Editor's Note: This is the first of a series of articles on the letters to the seven churches in Revelation 2 and 3.
What caused Christ to dictate a letter to each the Seven Churches in Asia at the opening of His Revelation to John? To find the answer, I'll take this series of articles to focus on the historical, political, and economic setting of the cities of these Seven Churches mentioned in the book of Revelation.
Who was the writer of the book of Revelation? He identifies himself in 1:1 as John, but some argue that this was not John the Apostle but a John who was an elder at the church in Ephesus. Others state there were two different writers. Most orthodox scholars accept that it was John the Apostle.
Two things have to be considered when a person studies any prophetic statement in the Bible. First, there is "forth-telling" which is meant the message of the letters was for the people or church receiving the message at that present time. Second, there is "fore-telling" which is for Christians and/or churches sometime in the future.
Before we going into detail concerning the Seven Churches, here is some important background information. On a current map, you will notice that these seven churches are in the nation of Turkey-some of these towns are still there, others have been abandoned. Since these churches were so close together geographically and because of the good Roman road system, it's thought the book of Revelation was delivered as a circular letter. This would indicate it was one letter but was taken to each church mentioned rather than written as seven different letters. "Write in a book what you see, and send it to the seven churches: to Ephesus and to Smyrna and to Pergamum and to Thyatira and to Sardis and to Philadelphia and to Laodicea" (1:11).
Politically in the first century, Rome ruled from what is now Spain, over to Turkey, all of the Middle East and most of northern Africa. Rome seemed to tolerate all forms of religious activity, except Christianity. One of the reasons for hating the Christians is they were thought to be too secretive in what they did. For example: Romans thought they drank blood and ate bodies. Also the Christians claimed theirs was the only true God. This idea of Christianity being the only true religion was not well accepted, especially by the emperor of Rome (at the time of this letter, most likely Domitian, who reigned from 81-96 A. D.) who demanded to be worshipped as lord.
Because of the persecution of Christians at that time, some think that parts of Revelation are written in "code" that can be understood by those in the churches receiving the letter, but not understood by others who were not Christians. Writing in code was done as a form of protection in case enemies of the church confiscated the letter. Trying to decipher this language in the present time is not easy, as can be evidenced by the many books on the interpretation of the book of Revelation. But, to the churches at that time it was no mystery what John wrote to them.
While many of the letters of the New Testament are written to individuals, this Revelation was written to the churches and their leaders. The leaders are represented by the "stars" or "angels". When he writes about the lampstands, John is referring to the churches. The writer is not speaking of Jewish Menorahs (one lampstand with branches going out on each side), But, the writer uses the plural, "lampstands". Most likely John is referring to the type of lampstand that was used to provide light when it's dark. This type of lampstand would have a cup or bowl at the top to hold oil and not a candle.

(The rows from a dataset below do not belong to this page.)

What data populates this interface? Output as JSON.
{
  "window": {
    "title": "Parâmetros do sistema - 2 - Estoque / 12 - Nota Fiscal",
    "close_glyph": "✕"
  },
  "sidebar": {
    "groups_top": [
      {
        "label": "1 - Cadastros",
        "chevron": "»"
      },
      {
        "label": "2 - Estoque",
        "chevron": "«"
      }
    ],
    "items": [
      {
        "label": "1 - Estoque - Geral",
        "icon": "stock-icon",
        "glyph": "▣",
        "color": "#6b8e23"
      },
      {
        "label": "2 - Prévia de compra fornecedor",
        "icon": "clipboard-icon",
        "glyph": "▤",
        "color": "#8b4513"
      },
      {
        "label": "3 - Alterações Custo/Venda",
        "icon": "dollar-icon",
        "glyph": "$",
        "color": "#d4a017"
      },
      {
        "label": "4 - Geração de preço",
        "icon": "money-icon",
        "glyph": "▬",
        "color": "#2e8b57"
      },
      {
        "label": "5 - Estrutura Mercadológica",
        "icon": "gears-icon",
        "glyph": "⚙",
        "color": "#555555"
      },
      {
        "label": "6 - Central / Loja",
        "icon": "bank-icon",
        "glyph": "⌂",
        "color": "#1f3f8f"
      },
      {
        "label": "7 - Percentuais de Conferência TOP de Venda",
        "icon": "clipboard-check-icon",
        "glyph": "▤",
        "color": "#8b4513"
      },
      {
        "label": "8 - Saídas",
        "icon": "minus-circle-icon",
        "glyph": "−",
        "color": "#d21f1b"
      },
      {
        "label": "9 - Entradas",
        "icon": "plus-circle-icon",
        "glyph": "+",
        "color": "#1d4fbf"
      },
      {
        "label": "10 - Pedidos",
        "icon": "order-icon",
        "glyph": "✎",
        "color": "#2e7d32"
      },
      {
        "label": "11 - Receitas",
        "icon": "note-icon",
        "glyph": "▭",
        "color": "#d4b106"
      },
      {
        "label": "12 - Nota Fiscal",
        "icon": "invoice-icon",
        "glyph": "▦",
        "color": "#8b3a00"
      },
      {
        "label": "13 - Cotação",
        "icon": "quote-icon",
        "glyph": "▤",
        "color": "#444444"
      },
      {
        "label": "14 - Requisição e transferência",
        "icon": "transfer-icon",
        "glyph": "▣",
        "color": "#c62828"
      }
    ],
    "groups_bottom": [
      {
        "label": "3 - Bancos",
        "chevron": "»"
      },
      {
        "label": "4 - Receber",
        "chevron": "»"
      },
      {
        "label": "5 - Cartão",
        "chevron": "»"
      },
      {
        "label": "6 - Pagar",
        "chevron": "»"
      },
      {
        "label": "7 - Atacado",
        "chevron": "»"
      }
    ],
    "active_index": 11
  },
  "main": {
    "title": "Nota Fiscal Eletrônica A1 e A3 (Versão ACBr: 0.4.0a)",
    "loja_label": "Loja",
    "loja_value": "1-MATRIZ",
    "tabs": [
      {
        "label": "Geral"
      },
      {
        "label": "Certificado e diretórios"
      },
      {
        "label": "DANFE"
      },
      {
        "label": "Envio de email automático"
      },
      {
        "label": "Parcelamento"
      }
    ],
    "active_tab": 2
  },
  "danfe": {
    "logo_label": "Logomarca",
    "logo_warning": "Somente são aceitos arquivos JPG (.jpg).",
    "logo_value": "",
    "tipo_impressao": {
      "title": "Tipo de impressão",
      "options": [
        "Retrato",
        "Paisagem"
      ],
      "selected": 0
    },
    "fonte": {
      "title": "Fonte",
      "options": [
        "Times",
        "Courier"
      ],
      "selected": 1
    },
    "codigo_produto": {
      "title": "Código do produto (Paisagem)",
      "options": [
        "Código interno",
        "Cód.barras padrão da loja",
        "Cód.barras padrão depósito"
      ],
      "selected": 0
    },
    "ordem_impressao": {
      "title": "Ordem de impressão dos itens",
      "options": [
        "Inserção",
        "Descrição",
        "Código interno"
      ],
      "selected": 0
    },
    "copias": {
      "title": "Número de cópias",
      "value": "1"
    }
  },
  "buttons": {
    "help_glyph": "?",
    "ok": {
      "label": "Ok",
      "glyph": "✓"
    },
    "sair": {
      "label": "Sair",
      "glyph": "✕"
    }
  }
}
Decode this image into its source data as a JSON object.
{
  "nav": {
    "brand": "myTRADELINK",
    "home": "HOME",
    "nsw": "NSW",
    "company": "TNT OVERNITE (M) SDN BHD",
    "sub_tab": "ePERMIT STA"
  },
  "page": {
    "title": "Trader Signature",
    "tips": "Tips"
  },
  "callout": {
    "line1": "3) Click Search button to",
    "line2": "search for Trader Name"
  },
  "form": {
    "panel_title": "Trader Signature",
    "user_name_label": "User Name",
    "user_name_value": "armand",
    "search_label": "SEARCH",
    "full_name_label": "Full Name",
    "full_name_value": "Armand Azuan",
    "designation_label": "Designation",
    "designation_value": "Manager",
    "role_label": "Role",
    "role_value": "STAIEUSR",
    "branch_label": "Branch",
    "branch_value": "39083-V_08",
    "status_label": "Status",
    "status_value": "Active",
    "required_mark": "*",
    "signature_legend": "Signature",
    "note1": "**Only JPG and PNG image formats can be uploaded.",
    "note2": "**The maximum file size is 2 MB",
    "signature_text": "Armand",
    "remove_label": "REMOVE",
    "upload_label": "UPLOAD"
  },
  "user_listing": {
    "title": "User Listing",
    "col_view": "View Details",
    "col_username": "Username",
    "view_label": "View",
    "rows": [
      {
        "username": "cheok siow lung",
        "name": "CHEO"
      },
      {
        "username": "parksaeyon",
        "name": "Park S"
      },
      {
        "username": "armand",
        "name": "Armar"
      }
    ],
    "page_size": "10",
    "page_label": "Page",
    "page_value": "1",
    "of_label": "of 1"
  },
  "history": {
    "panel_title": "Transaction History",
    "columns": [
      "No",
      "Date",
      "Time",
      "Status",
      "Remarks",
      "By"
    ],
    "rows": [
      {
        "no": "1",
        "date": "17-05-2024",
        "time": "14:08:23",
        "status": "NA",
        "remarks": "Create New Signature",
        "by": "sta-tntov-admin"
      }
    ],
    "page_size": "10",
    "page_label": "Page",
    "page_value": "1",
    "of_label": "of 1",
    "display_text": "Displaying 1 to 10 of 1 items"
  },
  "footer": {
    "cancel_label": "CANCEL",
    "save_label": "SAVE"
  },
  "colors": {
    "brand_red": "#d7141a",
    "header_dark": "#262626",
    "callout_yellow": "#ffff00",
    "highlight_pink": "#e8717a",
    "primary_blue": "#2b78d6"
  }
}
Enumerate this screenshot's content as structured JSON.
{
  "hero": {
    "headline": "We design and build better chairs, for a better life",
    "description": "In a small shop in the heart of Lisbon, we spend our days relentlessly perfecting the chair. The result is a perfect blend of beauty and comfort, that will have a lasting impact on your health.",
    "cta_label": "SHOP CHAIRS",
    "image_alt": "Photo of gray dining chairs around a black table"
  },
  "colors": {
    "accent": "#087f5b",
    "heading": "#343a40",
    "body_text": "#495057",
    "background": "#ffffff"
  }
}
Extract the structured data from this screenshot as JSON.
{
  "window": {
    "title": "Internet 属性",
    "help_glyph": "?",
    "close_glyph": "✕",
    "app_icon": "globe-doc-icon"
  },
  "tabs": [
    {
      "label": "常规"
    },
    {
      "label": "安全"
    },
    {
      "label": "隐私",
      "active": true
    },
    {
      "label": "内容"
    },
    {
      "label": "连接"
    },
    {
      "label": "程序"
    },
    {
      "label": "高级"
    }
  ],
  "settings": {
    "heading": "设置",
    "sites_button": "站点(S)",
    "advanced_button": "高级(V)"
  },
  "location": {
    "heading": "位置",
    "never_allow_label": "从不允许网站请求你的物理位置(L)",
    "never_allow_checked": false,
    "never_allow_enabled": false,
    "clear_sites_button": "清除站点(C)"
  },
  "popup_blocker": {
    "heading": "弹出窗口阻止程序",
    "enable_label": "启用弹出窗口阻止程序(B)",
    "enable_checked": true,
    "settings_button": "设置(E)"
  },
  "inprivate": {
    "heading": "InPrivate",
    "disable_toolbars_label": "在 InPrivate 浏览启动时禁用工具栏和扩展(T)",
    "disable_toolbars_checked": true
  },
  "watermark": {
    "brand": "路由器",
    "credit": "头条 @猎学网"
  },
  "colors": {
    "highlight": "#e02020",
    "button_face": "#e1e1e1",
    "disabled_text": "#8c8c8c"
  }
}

What Christ is doing in dealing with the leaders of these churches and of the churches is establishing His authority by stating He has them in His right hand. "As for the mystery of the seven stars which you saw in My right hand, and the seven golden lampstands: the seven stars are the angels of the seven churches, and the seven lampstands are the seven churches" (1:20).
Christ points out four things to five of the seven churches. This is because while five of the churches received condemnation, two did not. The reason these two churches didn't receive condemnation will be discussed in future articles. For easier reading, here are the four things that Christ stated to John concerning these churches except the churches at Smyrna and Philadelphia: Commendation,Condemnation, Correction, and Consequences.
Since this will be a series of articles, next month we will explore the church at Ephesus asking why Ephesus was the first church to receive this circular letter, why did they leave their "first love", and who are the Nicolaitans whom Christ hates?
Ray P. Burriss is a retired missionary (having served in Puerto Rico) and is a marriage and family counselor ordained by the Southern Baptist Convention.